Back in 2010, REAP played a key role in securing a state legislative policy to improve energy efficiency on a per capita basis. That policy also set a goal for 50 percent of the state’s electricity to come from renewable sources by 2025. In 2010, this was forward-thinking energy policy. But for 2017, in light of pressing climate events (2016 was the hottest year on record and a 17-mile expanding ice crack in Antarctica does not bode well for sea level stability) and significant breakthroughs in renewable energy (wind and solar are now cheaper than coal and natural gas in many areas) these goals are too modest in a time of great urgency … hence the need to leap.

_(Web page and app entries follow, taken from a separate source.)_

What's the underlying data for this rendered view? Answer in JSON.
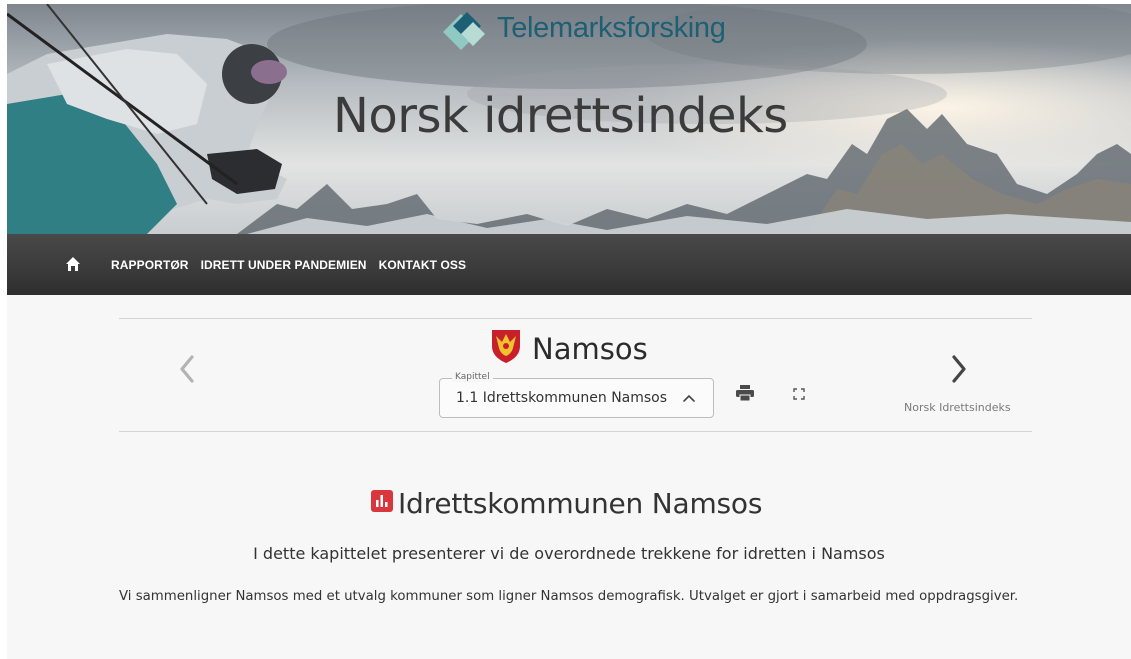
{
  "brand": {
    "logo_text": "Telemarksforsking",
    "site_title": "Norsk idrettsindeks"
  },
  "nav": {
    "home_icon": "home-icon",
    "items": [
      {
        "label": "RAPPORTØR"
      },
      {
        "label": "IDRETT UNDER PANDEMIEN"
      },
      {
        "label": "KONTAKT OSS"
      }
    ]
  },
  "chapter_bar": {
    "municipality": "Namsos",
    "select_label": "Kapittel",
    "select_value": "1.1 Idrettskommunen Namsos",
    "next_label": "Norsk Idrettsindeks",
    "icons": [
      "chevron-left-icon",
      "coat-of-arms-icon",
      "chevron-up-icon",
      "print-icon",
      "fullscreen-icon",
      "chevron-right-icon"
    ]
  },
  "content": {
    "heading": "Idrettskommunen Namsos",
    "heading_icon": "bar-chart-icon",
    "subtitle": "I dette kapittelet presenterer vi de overordnede trekkene for idretten i Namsos",
    "paragraph": "Vi sammenligner Namsos med et utvalg kommuner som ligner Namsos demografisk. Utvalget er gjort i samarbeid med oppdragsgiver."
  },
  "colors": {
    "brand_teal": "#1d5f74",
    "nav_bg": "#3a3a3a",
    "accent_red": "#d9363e",
    "coat_yellow": "#f2c12e",
    "coat_red": "#c8202a"
  }
}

Can we Alaskans model our neighbors in developing our own Leap Manifesto for more renewable energy? When I asked Chris Rose, executive director of REAP, this question, he replied, “Alaska has a huge wealth of efficiency and renewable energy resources. If we can muster the political will to capitalize on these inexhaustible energy resources, Alaska could become a world leader in clean energy development. In the process, we would create thousands of good-paying jobs, export our expertise to the world and keep hundreds of millions of dollars in our economy every year that we’re now wasting through a variety of inefficiencies. Since energy touches every part of our lives, organizations working on issues like education and health care would also benefit from an effort like Leap Manifesto in Alaska.”

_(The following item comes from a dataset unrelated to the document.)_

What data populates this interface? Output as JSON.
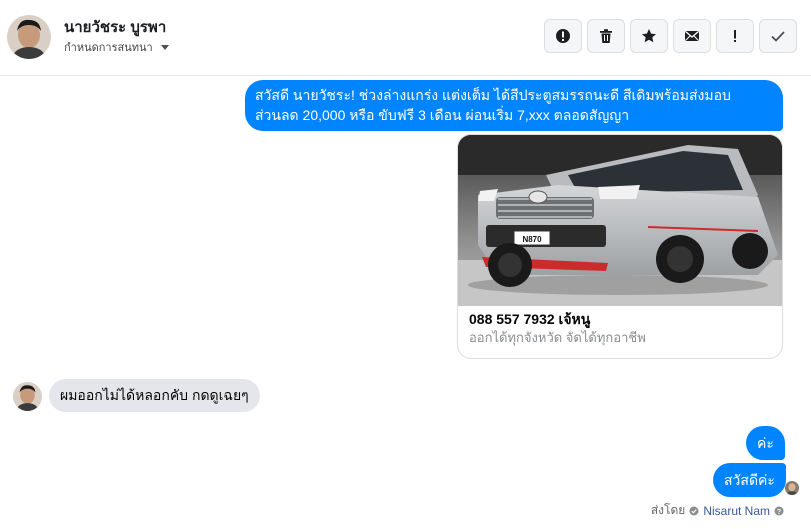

Thanks to organizations like REAP and Alaska Village Electric Cooperative there are now 28 wind installations operating in rural communities outside the Railbelt. These installations not only provide scores of jobs in areas desperate for year-round employment, but also allow communities and utilities to reinvest those saved diesel dollars back into their respective communities. Additionally, Alaska has 45 hydro projects, making hydroelectric power Alaska’s largest source of renewable energy, supplying nearly 25 percent of the state’s electrical energy. We’re halfway to our 2025 goal and adding jobs in our villages already. Given the state of our economic recession, I believe we’re at a place where the dialogue over energy can expand to a greater public good. But, and here comes the big BUT — we need to fix the state’s fiscal crisis first. This I know. Hopefully the Alaska State Legislature will end this legislative session with a solution in hand.
Meanwhile, why not consider leaping into the clean energy economy in a way that spreads the largest blanket of civic benefits to Alaskans?

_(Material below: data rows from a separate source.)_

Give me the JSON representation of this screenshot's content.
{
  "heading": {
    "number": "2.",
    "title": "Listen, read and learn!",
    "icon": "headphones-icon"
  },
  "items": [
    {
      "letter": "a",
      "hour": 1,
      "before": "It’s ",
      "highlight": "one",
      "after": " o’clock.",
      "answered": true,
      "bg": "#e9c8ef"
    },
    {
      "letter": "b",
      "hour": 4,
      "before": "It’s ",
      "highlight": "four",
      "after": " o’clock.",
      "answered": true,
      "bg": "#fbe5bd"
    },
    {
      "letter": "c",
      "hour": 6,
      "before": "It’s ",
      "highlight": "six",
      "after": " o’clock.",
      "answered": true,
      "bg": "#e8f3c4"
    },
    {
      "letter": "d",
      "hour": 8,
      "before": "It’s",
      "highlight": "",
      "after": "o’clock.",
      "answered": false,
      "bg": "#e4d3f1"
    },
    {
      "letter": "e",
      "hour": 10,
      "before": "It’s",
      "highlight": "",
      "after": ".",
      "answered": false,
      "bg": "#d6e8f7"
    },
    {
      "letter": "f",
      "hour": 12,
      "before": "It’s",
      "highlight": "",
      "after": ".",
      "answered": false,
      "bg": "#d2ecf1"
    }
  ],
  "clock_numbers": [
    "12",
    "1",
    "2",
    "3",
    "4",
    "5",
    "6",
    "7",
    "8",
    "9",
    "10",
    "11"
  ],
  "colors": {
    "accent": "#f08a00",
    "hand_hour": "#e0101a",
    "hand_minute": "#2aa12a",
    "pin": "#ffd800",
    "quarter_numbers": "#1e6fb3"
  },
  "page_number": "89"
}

I never knew this was possible until I bumped into the person I was supposed to meet — Avi Lewis, husband to Naomi Klein. Lewis and the over 200 signatory organizations are now expanding their efforts by helping other countries and regions follow their model in developing similar manifestos. Efforts are underway in Australia, Great Britain and in the state of Maine. Lewis assures me they are on standby to assist Alaskans whenever they are ready.
“We feel strongly that this process should not be led by any political party, no matter how aligned their policies are,” cautions Lewis. “This is where the Leap Manifesto can come in and help boost the effort of local Alaskans.”
Top photograph, showing wind turbines on Pillar Mountain near Kodiak, Alaska, by James Brooks.